**Problem statement:** The answer must consist of every line in the records that contains the word "FLOOR".
□ □ □
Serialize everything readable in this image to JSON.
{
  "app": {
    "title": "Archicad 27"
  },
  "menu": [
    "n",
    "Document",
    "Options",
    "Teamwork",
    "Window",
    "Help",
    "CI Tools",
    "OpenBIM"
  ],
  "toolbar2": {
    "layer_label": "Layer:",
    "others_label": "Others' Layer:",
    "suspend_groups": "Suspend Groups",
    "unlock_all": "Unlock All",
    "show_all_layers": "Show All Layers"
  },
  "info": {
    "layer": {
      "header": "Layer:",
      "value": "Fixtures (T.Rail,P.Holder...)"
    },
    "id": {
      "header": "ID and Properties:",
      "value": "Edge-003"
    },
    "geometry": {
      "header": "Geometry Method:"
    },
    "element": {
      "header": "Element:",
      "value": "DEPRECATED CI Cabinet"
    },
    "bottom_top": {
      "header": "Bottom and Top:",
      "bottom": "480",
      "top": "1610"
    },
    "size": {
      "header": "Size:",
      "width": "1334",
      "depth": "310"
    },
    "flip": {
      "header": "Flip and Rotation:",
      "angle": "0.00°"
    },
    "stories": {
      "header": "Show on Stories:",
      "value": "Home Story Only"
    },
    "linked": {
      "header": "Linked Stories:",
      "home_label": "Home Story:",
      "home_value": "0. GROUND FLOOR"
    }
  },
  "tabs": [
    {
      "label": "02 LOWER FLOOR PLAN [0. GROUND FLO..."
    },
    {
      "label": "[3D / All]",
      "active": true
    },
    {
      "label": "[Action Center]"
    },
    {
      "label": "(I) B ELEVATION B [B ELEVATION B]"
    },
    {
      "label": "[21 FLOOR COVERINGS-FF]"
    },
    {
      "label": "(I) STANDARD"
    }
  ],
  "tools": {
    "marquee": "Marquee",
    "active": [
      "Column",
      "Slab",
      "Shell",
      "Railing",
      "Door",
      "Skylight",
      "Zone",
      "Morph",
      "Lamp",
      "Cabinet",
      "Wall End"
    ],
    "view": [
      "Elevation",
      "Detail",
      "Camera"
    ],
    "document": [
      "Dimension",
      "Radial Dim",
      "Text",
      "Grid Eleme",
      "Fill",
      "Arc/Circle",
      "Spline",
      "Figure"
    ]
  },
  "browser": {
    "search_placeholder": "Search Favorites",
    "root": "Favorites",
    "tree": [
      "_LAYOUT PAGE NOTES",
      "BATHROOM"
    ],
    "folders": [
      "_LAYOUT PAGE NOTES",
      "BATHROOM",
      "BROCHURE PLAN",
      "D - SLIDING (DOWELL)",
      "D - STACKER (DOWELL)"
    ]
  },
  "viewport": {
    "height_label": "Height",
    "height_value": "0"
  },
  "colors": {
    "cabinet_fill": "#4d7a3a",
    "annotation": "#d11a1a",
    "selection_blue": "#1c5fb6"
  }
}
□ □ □
**Task answer:**
      "home_value": "0. GROUND FLOOR"
      "label": "02 LOWER FLOOR PLAN [0. GROUND FLO..."
      "label": "[21 FLOOR COVERINGS-FF]"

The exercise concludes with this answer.